Excerpts from a dataset:
== Segment start ==
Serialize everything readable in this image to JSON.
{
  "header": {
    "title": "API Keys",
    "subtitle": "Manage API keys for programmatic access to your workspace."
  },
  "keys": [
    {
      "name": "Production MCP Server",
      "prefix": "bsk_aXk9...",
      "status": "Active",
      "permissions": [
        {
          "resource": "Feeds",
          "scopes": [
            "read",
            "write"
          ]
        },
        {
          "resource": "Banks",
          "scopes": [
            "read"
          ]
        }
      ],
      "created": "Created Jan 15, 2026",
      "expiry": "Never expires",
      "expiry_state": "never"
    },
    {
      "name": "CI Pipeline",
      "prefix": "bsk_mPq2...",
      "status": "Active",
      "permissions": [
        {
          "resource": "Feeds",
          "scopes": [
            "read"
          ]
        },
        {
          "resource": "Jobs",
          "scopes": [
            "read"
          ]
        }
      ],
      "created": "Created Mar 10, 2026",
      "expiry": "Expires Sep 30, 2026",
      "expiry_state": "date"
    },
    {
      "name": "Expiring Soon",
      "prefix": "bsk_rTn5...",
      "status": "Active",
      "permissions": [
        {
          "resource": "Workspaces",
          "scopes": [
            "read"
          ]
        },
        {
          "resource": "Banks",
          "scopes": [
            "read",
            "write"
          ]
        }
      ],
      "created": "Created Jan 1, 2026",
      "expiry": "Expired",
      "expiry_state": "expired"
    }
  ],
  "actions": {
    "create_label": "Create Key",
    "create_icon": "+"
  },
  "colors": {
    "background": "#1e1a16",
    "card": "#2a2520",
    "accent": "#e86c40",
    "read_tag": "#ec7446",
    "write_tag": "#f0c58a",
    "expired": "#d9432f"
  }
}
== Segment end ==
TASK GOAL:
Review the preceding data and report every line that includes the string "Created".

TASK ANSWER:
      "created": "Created Jan 15, 2026",
      "created": "Created Mar 10, 2026",
      "created": "Created Jan 1, 2026",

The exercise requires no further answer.